• Right way: She still earns \$600 in straight-time pay and \$120 in vacation pay, but only \$112.50 in overtime (\$15 × 1.5 = \$22.50 × 5). The eight hours of vacation aren’t counted. Total pay: \$832.50. Total savings for one employee: \$180.

What if a nonexempt works 38 hours and then takes a vacation day?

Payroll rule No. 2: No overtime is due, because he or she is paid for 38 hours of straight time, plus eight hours of vacation pay. The total equals 46 straight time hours, but eight of those hours are for idle time.

Paying exempts

If the business closes for a full workweek, you don’t have to pay exempts; they can take vacation, if they have it. Partial-week closings are more complicated.

Payroll rule No. 3: If you have a bona fide time off plan, you may require exempts to use their accrued time (but maybe not in California) during the partial-week shutdown. Caveat: This strategy fails for exempts whose leave banks would result in a negative balance due to current debiting or for those who already have negative time in their banks; those employees must receive their full pay.

Summer hours

Not everyone can have Fridays or Mondays off, and that can make for grumpy employees. Idea: Switch to half-day Fridays through Labor Day. To reduce work hours on Friday without reducing pay, lengthen the four preceding workdays. Since longer days may not sit well with employees (half-day Fridays notwithstanding), combine these longer days with shorter meal periods.

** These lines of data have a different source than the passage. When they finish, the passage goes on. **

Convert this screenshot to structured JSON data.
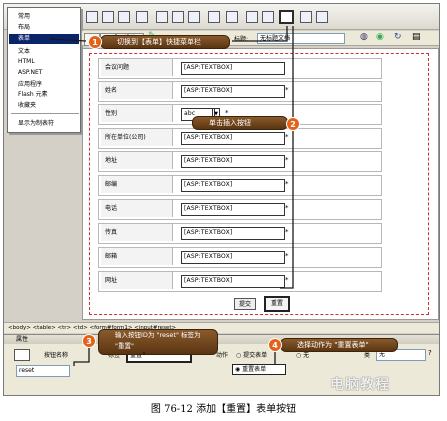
{
  "insert_menu": {
    "items": [
      "常用",
      "布局",
      "表单",
      "文本",
      "HTML",
      "ASP.NET",
      "应用程序",
      "Flash 元素",
      "收藏夹",
      "显示为制表符"
    ],
    "active_index": 2
  },
  "doc_toolbar": {
    "design_label": "设计",
    "title_label": "标题:",
    "title_value": "无标题文档"
  },
  "callouts": {
    "c1": {
      "num": "1",
      "text": "切换到【表单】快捷菜单栏"
    },
    "c2": {
      "num": "2",
      "text": "单击插入按钮"
    },
    "c3": {
      "num": "3",
      "text": "输入按钮ID为 \"reset\" 标签为 \"重置\""
    },
    "c4": {
      "num": "4",
      "text": "选择动作为 \"重置表单\""
    }
  },
  "form": {
    "rows": [
      {
        "label": "会议问题",
        "value": "[ASP:TEXTBOX]",
        "star": ""
      },
      {
        "label": "姓名",
        "value": "[ASP:TEXTBOX]",
        "star": "*"
      },
      {
        "label": "性别",
        "value": "abc",
        "star": "*"
      },
      {
        "label": "所在单位(公司)",
        "value": "[ASP:TEXTBOX]",
        "star": "*"
      },
      {
        "label": "地址",
        "value": "[ASP:TEXTBOX]",
        "star": "*"
      },
      {
        "label": "邮编",
        "value": "[ASP:TEXTBOX]",
        "star": "*"
      },
      {
        "label": "电话",
        "value": "[ASP:TEXTBOX]",
        "star": "*"
      },
      {
        "label": "传真",
        "value": "[ASP:TEXTBOX]",
        "star": "*"
      },
      {
        "label": "邮箱",
        "value": "[ASP:TEXTBOX]",
        "star": "*"
      },
      {
        "label": "网址",
        "value": "[ASP:TEXTBOX]",
        "star": "*"
      }
    ],
    "submit_label": "提交",
    "reset_label": "重置"
  },
  "tag_selector": "<body> <table> <tr> <td> <form#form1> <input#reset>",
  "properties": {
    "header": "属性",
    "button_name_label": "按钮名称",
    "button_name_value": "reset",
    "label_label": "标签",
    "label_value": "重置",
    "action_label": "动作",
    "action_submit": "提交表单",
    "action_none": "无",
    "action_reset": "重置表单",
    "class_label": "类",
    "class_value": "无"
  },
  "caption": "图 76-12   添加【重置】表单按钮",
  "watermark": "电脑教程"
}
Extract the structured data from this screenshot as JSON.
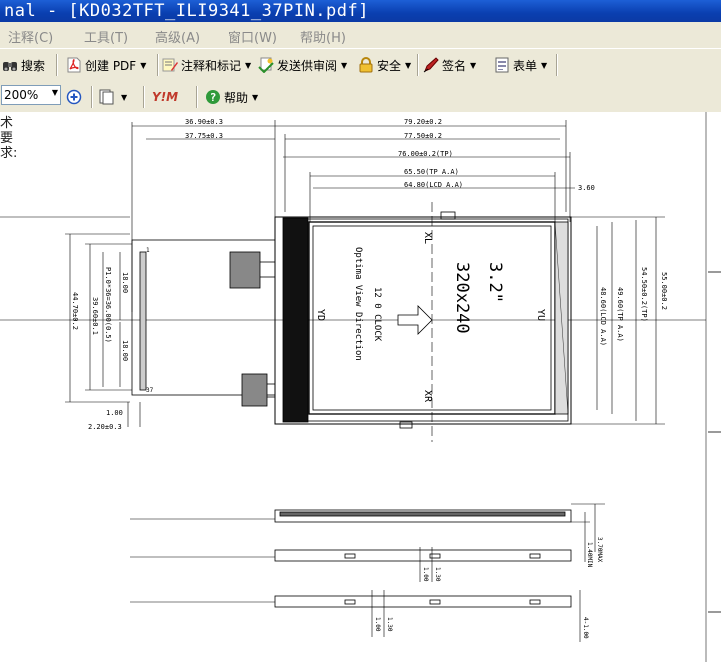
{
  "window": {
    "title": "nal - [KD032TFT_ILI9341_37PIN.pdf]"
  },
  "menu": [
    {
      "label": "注释(C)"
    },
    {
      "label": "工具(T)"
    },
    {
      "label": "高级(A)"
    },
    {
      "label": "窗口(W)"
    },
    {
      "label": "帮助(H)"
    }
  ],
  "toolbar1": {
    "search": "搜索",
    "create_pdf": "创建 PDF",
    "comment": "注释和标记",
    "review": "发送供审阅",
    "security": "安全",
    "sign": "签名",
    "forms": "表单"
  },
  "toolbar2": {
    "zoom": "200%",
    "yahoo": "Y!M",
    "help": "帮助"
  },
  "document": {
    "side_note": "术要求:",
    "dims": {
      "d1": "36.90±0.3",
      "d2": "37.75±0.3",
      "d3": "79.20±0.2",
      "d4": "77.50±0.2",
      "d5": "76.00±0.2(TP)",
      "d6": "65.50(TP A.A)",
      "d7": "64.80(LCD A.A)",
      "d8": "3.60",
      "d9": "55.00±0.2",
      "d10": "54.50±0.2(TP)",
      "d11": "49.60(TP A.A)",
      "d12": "48.60(LCD A.A)",
      "d13": "44.70±0.2",
      "d14": "39.60±0.1",
      "d15": "P1.0*36=36.00(0.5)",
      "d16": "18.00",
      "d17": "18.00",
      "d18": "1.00",
      "d19": "2.20±0.3",
      "d20": "3.70MAX",
      "d21": "1.40MIN",
      "d22": "1.00",
      "d23": "1.30",
      "d24": "1.00",
      "d25": "1.30",
      "d26": "4-1.00"
    },
    "screen": {
      "size": "3.2\"",
      "resolution": "320x240",
      "optima1": "12 0 CLOCK",
      "optima2": "Optima View Direction",
      "xl": "XL",
      "xr": "XR",
      "yd": "YD",
      "yu": "YU"
    },
    "pins": {
      "p1": "1",
      "p37": "37"
    }
  },
  "colors": {
    "titlebar": "#0a3fb0",
    "chrome": "#ece9d8",
    "accent_red": "#c0392b"
  }
}
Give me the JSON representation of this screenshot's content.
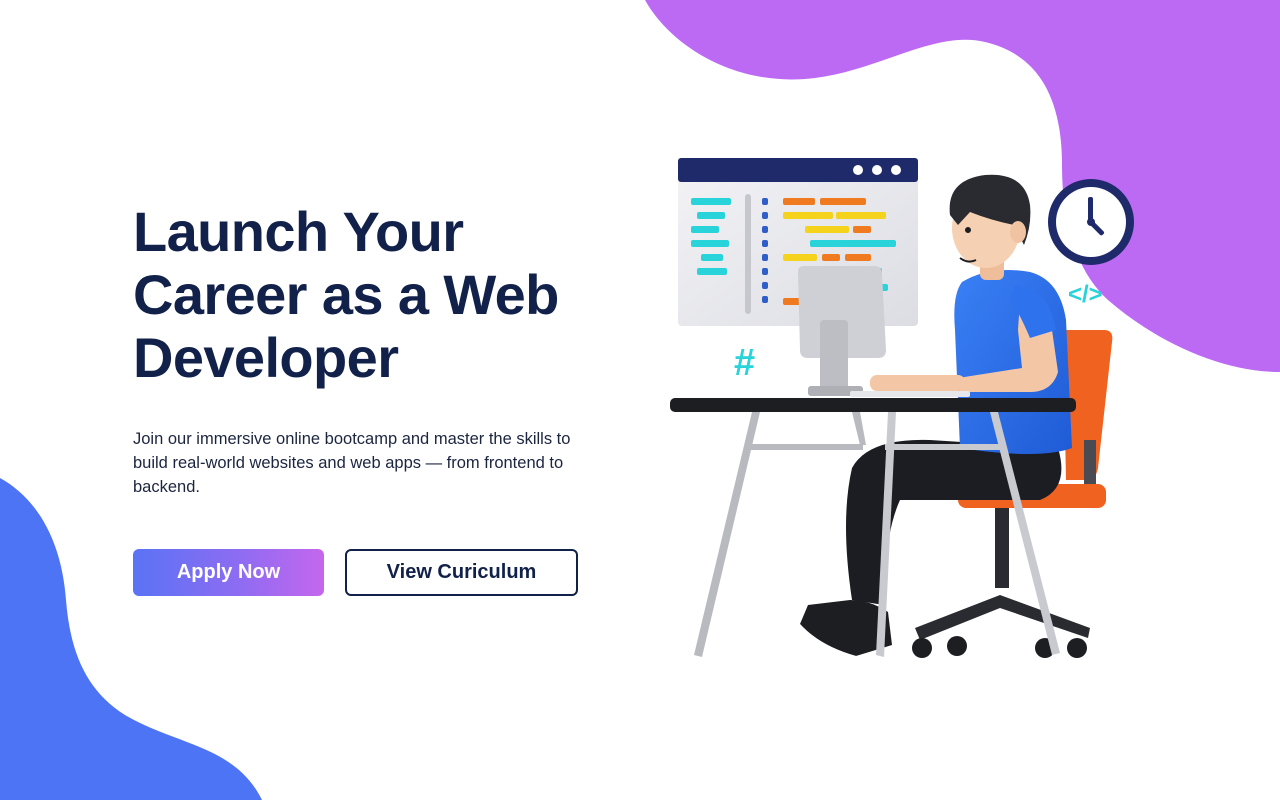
{
  "hero": {
    "headline_lines": [
      "Launch Your",
      "Career as a Web",
      "Developer"
    ],
    "subtitle": "Join our immersive online bootcamp and master the skills to build real-world websites and web apps — from frontend to backend."
  },
  "actions": {
    "primary_label": "Apply Now",
    "secondary_label": "View Curiculum"
  },
  "illustration": {
    "hash_symbol": "#",
    "code_tag_symbol": "</>"
  },
  "colors": {
    "navy": "#11214a",
    "purple_blob": "#bc6af4",
    "blue_blob": "#4e74f6",
    "button_gradient_start": "#5a73f5",
    "button_gradient_end": "#c467ee",
    "accent_cyan": "#29d3da",
    "accent_orange": "#f0621f",
    "shirt_blue": "#2f72ee"
  }
}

Warning: Shorten unpaid meal breaks to 30 minutes, but not shorter. Reason: The Department of Labor objects if unpaid meal periods are shorter than 30 minutes.

Fashion statements

Employees may pay for uniforms through payroll deductions, if the deductions don’t cut into their overtime pay or reduce their pay to below the minimum wage. Watch out: Deductions can’t be made from the pay of minimum wage workers. For employees who earn more, in weeks they work overtime, deductions may be made from non-overtime pay down to the minimum wage; they must continue to receive their full overtime pay.

Key: Make sure state law allows uniform deductions; California, for example, mandates that employers pay for uniforms.

Opportunity knocking

Finally, beware of college students working for résumé credit. Unpaid internships are popular ways for college students to gain practical experience.

Payroll rule No. 4: Unpaid internships are OK if all of the following apply. Interns:

• Are considered trainees and they, not you, benefit from the training
• Don’t displace employees
• Are closely supervised
• Have received no promise of future employment
• Have no expectation of being paid.